> _WHAT THE TASK ASKS_
Answer with the number of lines in the records that contain "icon" and with nothing else.

> _GIVEN DATA_
• • • • • • •

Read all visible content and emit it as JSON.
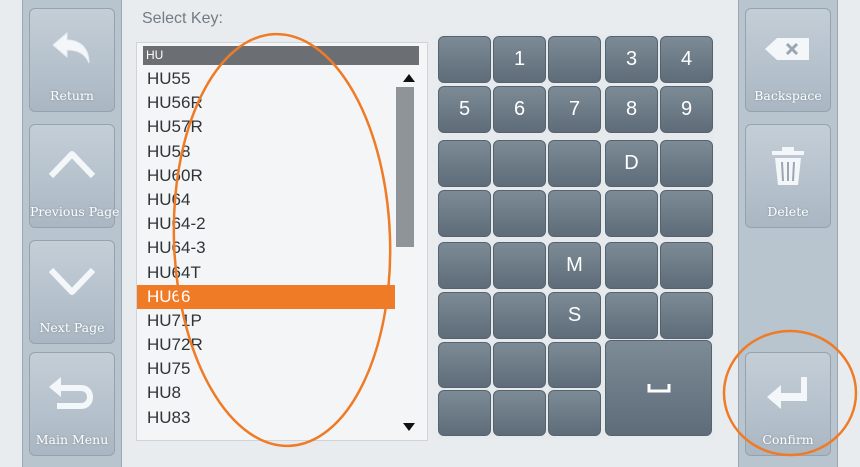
{
  "title": "Select Key:",
  "left_buttons": [
    {
      "label": "Return",
      "icon": "return-arrow-icon"
    },
    {
      "label": "Previous Page",
      "icon": "chevron-up-icon"
    },
    {
      "label": "Next Page",
      "icon": "chevron-down-icon"
    },
    {
      "label": "Main Menu",
      "icon": "main-menu-arrow-icon"
    }
  ],
  "right_buttons": [
    {
      "label": "Backspace",
      "icon": "backspace-icon"
    },
    {
      "label": "Delete",
      "icon": "trash-icon"
    },
    {
      "label": "Confirm",
      "icon": "enter-icon"
    }
  ],
  "list": {
    "header": "HU",
    "items": [
      "HU55",
      "HU56R",
      "HU57R",
      "HU58",
      "HU60R",
      "HU64",
      "HU64-2",
      "HU64-3",
      "HU64T",
      "HU66",
      "HU71P",
      "HU72R",
      "HU75",
      "HU8",
      "HU83"
    ],
    "selected_index": 9
  },
  "keypad": {
    "keys": [
      "",
      "1",
      "",
      "3",
      "4",
      "5",
      "6",
      "7",
      "8",
      "9",
      "",
      "",
      "",
      "D",
      "",
      "",
      "",
      "",
      "",
      "",
      "",
      "",
      "M",
      "",
      "",
      "",
      "",
      "S",
      "",
      "",
      "",
      "",
      "",
      "",
      "",
      ""
    ]
  },
  "colors": {
    "selected": "#ef7b26",
    "annotation": "#ef7b26"
  }
}
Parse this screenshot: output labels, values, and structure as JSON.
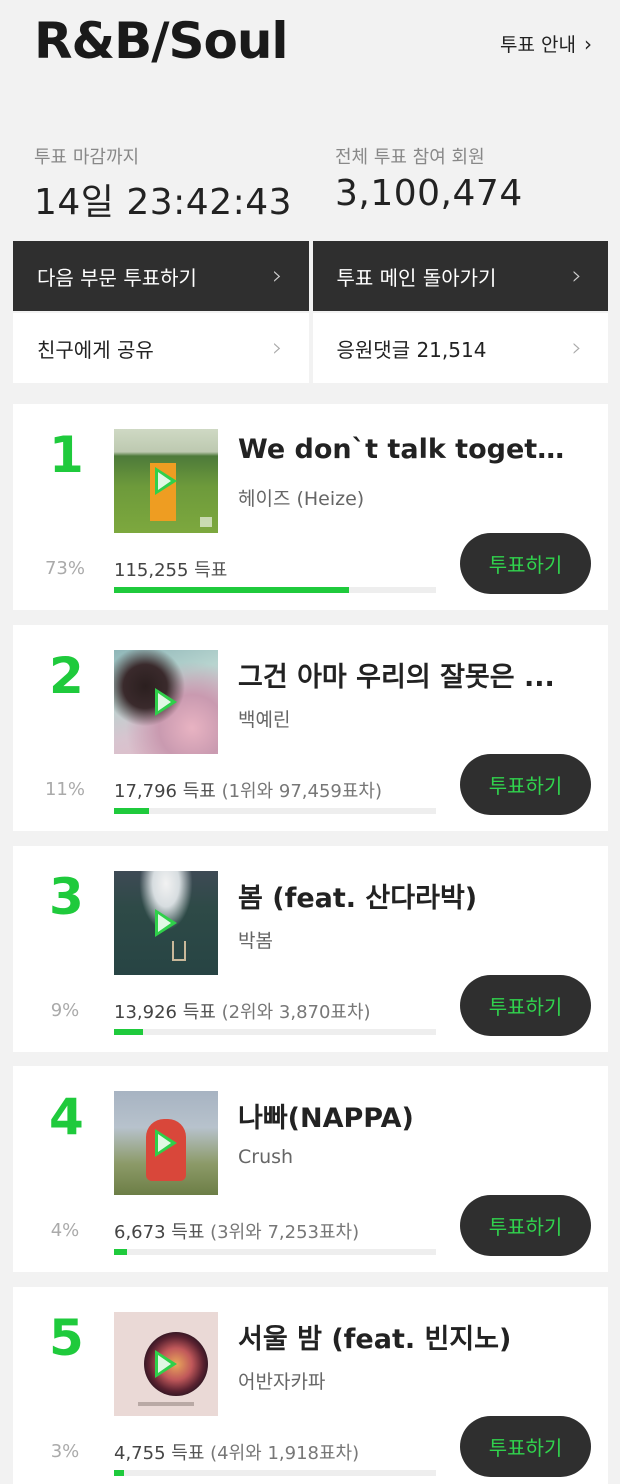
{
  "header": {
    "title": "R&B/Soul",
    "guide_label": "투표 안내",
    "guide_icon": "chevron-right-icon"
  },
  "stats": {
    "deadline_label": "투표 마감까지",
    "deadline_value": "14일 23:42:43",
    "participants_label": "전체 투표 참여 회원",
    "participants_value": "3,100,474"
  },
  "actions": {
    "next_category": "다음 부문 투표하기",
    "main_vote": "투표 메인 돌아가기",
    "share": "친구에게 공유",
    "comments": "응원댓글 21,514"
  },
  "colors": {
    "accent": "#1fca3c",
    "dark_button": "#2f2f2f",
    "vote_text": "#30d34d"
  },
  "entries": [
    {
      "rank": "1",
      "title": "We don`t talk togethe...",
      "artist": "헤이즈 (Heize)",
      "percent_label": "73%",
      "percent": 73,
      "votes": "115,255",
      "votes_unit": "득표",
      "gap": "",
      "vote_button": "투표하기"
    },
    {
      "rank": "2",
      "title": "그건 아마 우리의 잘못은 ...",
      "artist": "백예린",
      "percent_label": "11%",
      "percent": 11,
      "votes": "17,796",
      "votes_unit": "득표",
      "gap": "(1위와 97,459표차)",
      "vote_button": "투표하기"
    },
    {
      "rank": "3",
      "title": "봄 (feat. 산다라박)",
      "artist": "박봄",
      "percent_label": "9%",
      "percent": 9,
      "votes": "13,926",
      "votes_unit": "득표",
      "gap": "(2위와 3,870표차)",
      "vote_button": "투표하기"
    },
    {
      "rank": "4",
      "title": "나빠(NAPPA)",
      "artist": "Crush",
      "percent_label": "4%",
      "percent": 4,
      "votes": "6,673",
      "votes_unit": "득표",
      "gap": "(3위와 7,253표차)",
      "vote_button": "투표하기"
    },
    {
      "rank": "5",
      "title": "서울 밤 (feat. 빈지노)",
      "artist": "어반자카파",
      "percent_label": "3%",
      "percent": 3,
      "votes": "4,755",
      "votes_unit": "득표",
      "gap": "(4위와 1,918표차)",
      "vote_button": "투표하기"
    }
  ]
}
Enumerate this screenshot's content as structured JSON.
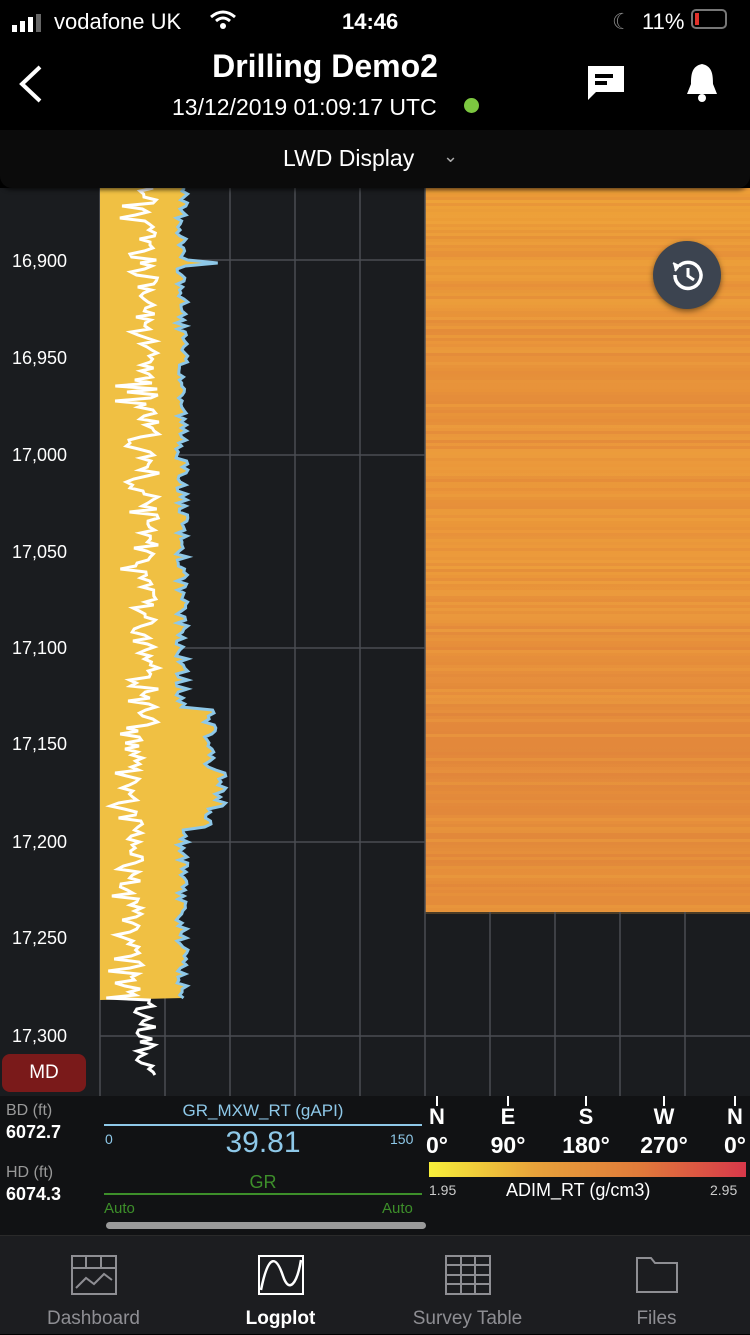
{
  "status": {
    "carrier": "vodafone UK",
    "time": "14:46",
    "battery": "11%"
  },
  "header": {
    "title": "Drilling Demo2",
    "timestamp": "13/12/2019 01:09:17 UTC",
    "live_color": "#7cc740"
  },
  "selector": {
    "label": "LWD Display"
  },
  "depth_axis": {
    "labels": [
      "16,900",
      "16,950",
      "17,000",
      "17,050",
      "17,100",
      "17,150",
      "17,200",
      "17,250",
      "17,300"
    ],
    "mode_button": "MD"
  },
  "info": {
    "bd_label": "BD (ft)",
    "bd_value": "6072.7",
    "hd_label": "HD (ft)",
    "hd_value": "6074.3",
    "curve1": {
      "name": "GR_MXW_RT (gAPI)",
      "min": "0",
      "max": "150",
      "value": "39.81",
      "color": "#8ec8e8"
    },
    "curve2": {
      "name": "GR",
      "min": "Auto",
      "max": "Auto",
      "color": "#3d8f2a"
    },
    "compass": [
      {
        "dir": "N",
        "deg": "0°"
      },
      {
        "dir": "E",
        "deg": "90°"
      },
      {
        "dir": "S",
        "deg": "180°"
      },
      {
        "dir": "W",
        "deg": "270°"
      },
      {
        "dir": "N",
        "deg": "0°"
      }
    ],
    "scale": {
      "min": "1.95",
      "max": "2.95",
      "name": "ADIM_RT (g/cm3)",
      "colors": [
        "#f7ef3a",
        "#e8a23a",
        "#e07a3a",
        "#d8384a"
      ]
    }
  },
  "tabs": [
    {
      "label": "Dashboard",
      "icon": "dashboard-icon"
    },
    {
      "label": "Logplot",
      "icon": "logplot-icon",
      "active": true
    },
    {
      "label": "Survey Table",
      "icon": "grid-icon"
    },
    {
      "label": "Files",
      "icon": "folder-icon"
    }
  ]
}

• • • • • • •

> _ANSWER_
12